“I don’t think I quite grasp the situation,” murmured Courtier. “You said—to marry him?”
Seeing that she had put out her hand, as if begging for the truth, he added: “How can your brother marry her—she’s married!”
“I’d no idea you didn’t know that much.”
“We thought there was a divorce.”
The expression of which mention has been made—that peculiar white-hot sardonically jolly look—visited Courtier’s face at once. “Hoist with their own petard! The usual thing. Let a pretty woman live alone—the tongues of men will do the rest.”
“It was not so bad as that,” said Barbara dryly; “they said she had divorced her husband.”

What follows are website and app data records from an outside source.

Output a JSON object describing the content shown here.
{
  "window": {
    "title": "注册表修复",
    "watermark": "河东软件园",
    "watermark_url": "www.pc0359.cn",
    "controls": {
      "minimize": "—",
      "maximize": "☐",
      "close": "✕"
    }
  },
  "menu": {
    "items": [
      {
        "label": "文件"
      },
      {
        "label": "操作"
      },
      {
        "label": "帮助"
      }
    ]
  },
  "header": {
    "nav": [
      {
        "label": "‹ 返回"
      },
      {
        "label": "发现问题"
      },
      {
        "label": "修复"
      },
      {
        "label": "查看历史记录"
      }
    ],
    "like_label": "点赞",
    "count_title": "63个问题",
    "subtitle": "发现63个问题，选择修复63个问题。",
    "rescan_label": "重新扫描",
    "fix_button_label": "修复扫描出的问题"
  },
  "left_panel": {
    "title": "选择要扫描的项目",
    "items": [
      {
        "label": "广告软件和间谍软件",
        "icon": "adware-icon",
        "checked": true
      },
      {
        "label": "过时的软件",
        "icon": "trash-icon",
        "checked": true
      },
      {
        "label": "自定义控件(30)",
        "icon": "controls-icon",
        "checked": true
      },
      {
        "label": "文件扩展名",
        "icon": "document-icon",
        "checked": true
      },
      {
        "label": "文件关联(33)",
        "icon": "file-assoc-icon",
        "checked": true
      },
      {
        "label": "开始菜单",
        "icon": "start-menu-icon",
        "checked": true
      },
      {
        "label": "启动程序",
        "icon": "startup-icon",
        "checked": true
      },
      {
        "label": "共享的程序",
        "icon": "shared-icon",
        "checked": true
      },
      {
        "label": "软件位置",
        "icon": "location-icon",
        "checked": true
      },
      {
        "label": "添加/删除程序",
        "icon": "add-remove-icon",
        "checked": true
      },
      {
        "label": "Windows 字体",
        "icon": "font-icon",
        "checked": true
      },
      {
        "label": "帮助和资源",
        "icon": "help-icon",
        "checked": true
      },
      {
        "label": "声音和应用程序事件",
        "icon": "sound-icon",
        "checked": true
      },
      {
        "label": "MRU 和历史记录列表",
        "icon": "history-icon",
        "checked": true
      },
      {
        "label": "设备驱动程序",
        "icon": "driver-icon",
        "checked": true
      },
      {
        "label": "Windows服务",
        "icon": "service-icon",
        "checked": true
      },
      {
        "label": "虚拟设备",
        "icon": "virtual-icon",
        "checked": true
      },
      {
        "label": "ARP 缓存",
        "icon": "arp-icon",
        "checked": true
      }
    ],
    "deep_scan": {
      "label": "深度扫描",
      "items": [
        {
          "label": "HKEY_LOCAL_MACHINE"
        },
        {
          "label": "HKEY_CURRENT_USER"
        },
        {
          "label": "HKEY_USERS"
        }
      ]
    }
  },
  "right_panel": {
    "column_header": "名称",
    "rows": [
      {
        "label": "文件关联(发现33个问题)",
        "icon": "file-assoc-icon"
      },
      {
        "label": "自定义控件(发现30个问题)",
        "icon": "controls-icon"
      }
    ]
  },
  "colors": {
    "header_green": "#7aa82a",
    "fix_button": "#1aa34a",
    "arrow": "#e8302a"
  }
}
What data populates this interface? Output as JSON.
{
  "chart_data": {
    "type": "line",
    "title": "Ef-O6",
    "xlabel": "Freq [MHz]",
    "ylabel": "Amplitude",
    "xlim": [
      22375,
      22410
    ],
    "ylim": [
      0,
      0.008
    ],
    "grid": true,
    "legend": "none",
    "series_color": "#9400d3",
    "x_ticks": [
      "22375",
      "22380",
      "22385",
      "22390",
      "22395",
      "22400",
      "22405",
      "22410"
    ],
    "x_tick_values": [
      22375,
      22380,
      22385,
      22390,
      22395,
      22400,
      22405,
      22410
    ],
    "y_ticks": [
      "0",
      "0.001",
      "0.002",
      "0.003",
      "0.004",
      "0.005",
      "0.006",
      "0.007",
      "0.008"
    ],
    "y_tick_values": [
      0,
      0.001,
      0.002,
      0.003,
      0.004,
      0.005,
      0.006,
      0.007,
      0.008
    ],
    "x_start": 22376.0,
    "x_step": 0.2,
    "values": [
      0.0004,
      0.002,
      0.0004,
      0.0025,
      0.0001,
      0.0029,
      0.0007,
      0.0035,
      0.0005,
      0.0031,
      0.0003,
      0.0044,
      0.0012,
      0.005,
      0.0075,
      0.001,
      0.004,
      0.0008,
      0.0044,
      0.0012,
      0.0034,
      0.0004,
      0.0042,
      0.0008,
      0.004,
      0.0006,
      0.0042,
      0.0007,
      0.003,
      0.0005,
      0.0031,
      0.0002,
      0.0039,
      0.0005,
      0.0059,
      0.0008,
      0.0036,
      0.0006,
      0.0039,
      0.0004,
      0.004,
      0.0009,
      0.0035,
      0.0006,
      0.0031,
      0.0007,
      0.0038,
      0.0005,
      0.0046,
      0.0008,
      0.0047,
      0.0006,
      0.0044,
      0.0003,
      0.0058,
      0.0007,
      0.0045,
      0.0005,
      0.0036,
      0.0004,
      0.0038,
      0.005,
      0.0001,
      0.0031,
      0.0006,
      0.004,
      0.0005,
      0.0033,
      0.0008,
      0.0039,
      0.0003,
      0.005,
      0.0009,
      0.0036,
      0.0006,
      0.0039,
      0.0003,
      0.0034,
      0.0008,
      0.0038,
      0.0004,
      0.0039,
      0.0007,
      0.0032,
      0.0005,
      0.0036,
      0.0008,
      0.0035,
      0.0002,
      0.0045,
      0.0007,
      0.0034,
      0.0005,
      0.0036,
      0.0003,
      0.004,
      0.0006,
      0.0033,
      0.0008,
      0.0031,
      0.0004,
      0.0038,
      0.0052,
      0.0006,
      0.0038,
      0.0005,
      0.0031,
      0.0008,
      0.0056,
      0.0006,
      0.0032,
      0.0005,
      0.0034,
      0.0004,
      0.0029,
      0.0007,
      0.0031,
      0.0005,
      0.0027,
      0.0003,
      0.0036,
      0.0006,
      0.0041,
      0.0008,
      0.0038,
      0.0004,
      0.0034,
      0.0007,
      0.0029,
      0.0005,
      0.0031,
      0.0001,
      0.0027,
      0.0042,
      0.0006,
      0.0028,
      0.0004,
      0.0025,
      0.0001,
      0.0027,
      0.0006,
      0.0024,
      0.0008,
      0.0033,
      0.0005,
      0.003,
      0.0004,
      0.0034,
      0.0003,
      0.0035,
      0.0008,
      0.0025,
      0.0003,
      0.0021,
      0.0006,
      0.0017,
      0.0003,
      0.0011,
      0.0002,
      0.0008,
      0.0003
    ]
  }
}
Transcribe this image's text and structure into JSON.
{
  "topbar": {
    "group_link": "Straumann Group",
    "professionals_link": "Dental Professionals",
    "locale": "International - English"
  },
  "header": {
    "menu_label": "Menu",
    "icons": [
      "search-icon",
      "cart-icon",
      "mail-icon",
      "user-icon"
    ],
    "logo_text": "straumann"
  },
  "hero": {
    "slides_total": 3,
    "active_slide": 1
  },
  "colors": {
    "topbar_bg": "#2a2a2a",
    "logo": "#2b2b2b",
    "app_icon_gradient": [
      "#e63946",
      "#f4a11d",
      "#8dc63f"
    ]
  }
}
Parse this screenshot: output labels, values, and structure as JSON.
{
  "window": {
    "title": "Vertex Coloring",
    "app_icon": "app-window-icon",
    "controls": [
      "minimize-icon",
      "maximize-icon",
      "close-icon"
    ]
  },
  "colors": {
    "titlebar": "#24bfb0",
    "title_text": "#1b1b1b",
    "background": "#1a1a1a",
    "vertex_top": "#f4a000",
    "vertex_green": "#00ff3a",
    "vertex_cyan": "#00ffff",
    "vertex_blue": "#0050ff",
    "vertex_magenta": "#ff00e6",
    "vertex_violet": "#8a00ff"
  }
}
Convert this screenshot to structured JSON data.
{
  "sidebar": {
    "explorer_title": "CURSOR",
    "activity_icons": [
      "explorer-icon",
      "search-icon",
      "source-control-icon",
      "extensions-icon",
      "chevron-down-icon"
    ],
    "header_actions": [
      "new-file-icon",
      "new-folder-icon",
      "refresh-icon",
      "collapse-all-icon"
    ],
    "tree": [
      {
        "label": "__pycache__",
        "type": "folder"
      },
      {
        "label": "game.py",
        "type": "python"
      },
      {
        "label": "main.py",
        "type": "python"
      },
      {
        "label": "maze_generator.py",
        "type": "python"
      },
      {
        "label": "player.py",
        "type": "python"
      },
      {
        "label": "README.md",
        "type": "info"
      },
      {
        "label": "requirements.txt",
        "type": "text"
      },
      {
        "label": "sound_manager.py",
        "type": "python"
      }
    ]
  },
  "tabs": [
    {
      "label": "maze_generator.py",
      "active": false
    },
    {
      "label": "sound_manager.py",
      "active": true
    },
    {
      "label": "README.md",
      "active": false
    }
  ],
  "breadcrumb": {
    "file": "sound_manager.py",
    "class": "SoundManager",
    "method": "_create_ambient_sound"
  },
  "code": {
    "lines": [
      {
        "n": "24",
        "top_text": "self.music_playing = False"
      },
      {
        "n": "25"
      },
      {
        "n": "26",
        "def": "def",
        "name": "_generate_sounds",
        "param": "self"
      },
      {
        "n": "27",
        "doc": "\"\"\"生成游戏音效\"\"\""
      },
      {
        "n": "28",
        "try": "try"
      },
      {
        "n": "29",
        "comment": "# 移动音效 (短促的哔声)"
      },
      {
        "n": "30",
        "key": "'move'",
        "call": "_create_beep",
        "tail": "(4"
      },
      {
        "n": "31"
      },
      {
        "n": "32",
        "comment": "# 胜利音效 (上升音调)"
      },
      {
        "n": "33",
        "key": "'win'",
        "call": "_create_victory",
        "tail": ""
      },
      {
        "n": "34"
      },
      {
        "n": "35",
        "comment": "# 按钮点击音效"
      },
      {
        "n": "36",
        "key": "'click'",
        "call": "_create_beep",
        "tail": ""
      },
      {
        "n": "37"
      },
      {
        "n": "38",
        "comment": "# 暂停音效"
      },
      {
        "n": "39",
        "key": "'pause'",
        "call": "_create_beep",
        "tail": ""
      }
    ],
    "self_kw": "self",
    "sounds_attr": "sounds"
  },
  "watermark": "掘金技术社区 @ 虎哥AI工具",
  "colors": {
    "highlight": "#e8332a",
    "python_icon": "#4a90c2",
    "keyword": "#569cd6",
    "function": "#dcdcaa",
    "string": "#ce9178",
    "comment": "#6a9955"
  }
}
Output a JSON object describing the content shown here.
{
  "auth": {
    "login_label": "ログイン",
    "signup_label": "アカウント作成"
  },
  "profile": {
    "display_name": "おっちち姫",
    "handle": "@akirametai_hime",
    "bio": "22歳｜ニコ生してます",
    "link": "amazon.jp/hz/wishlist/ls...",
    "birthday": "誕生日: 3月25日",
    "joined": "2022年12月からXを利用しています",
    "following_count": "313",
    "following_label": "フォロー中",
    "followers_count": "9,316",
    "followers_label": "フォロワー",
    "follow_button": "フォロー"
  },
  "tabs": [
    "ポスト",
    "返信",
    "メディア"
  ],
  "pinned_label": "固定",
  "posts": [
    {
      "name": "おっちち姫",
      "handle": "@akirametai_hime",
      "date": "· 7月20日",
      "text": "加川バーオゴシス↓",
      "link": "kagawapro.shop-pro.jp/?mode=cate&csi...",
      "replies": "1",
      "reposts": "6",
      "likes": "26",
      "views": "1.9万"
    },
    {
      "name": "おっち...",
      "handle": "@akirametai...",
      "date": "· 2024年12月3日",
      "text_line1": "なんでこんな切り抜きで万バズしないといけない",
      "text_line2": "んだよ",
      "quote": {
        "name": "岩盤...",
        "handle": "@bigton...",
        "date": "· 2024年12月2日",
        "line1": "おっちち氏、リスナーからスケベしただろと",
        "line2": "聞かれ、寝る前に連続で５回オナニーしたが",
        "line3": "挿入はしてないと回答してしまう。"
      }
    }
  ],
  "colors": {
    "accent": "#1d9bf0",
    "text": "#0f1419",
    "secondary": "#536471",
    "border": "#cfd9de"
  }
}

Caught out thus characteristically riding past the hounds Courtier bit his lips.
“You had better hear the story now. Her father was a country parson, and a friend of my father’s; so that I’ve known her from a child. Stephen Lees Noel was his curate. It was a ‘snap’ marriage—she was only twenty, and had met hardly any men. Her father was ill and wanted to see her settled before he died. Well, she found out almost directly, like a good many other people, that she’d made an utter mistake.”
Barbara came a little closer.
“What was the man like?”
“Not bad in his way, but one of those narrow, conscientious pig-headed fellows who make the most trying kind of husband—bone egoistic. A parson of that type has no chance at all. Every mortal thing he has to do or say helps him to develop his worst points. The wife of a man like that’s no better than a slave. She began to show the strain of it at last; though she’s the sort who goes on till she snaps. It took him four years to realize. Then, the question was, what were they to do? He’s a very High Churchman, with all their feeling about marriage; but luckily his pride was wounded. Anyway, they separated two years ago; and there she is, left high and dry. People say it was her fault. She ought to have known her own mind—at twenty! She ought to have held on and hidden it up somehow. Confound their thick-skinned charitable souls, what do they know of how a sensitive woman suffers? Forgive me, Lady Barbara—I get hot over this.” He was silent; then seeing her eyes fixed on him, went on: “Her mother died when she was born, her father soon after her marriage. She’s enough money of her own, luckily, to live on quietly. As for him, he changed his parish and runs one somewhere in the Midlands. One’s sorry for the poor devil, too, of course! They never see each other; and, so far as I know, they don’t correspond. That, Lady Barbara, is the simple history.”
Barbara, said, “Thank you,” and turned
away; and he heard her mutter:
“What a shame!”
But he could not tell whether it was Mrs. Noel’s fate, or the husband’s fate, or the thought of Miltoun that had moved her to those words.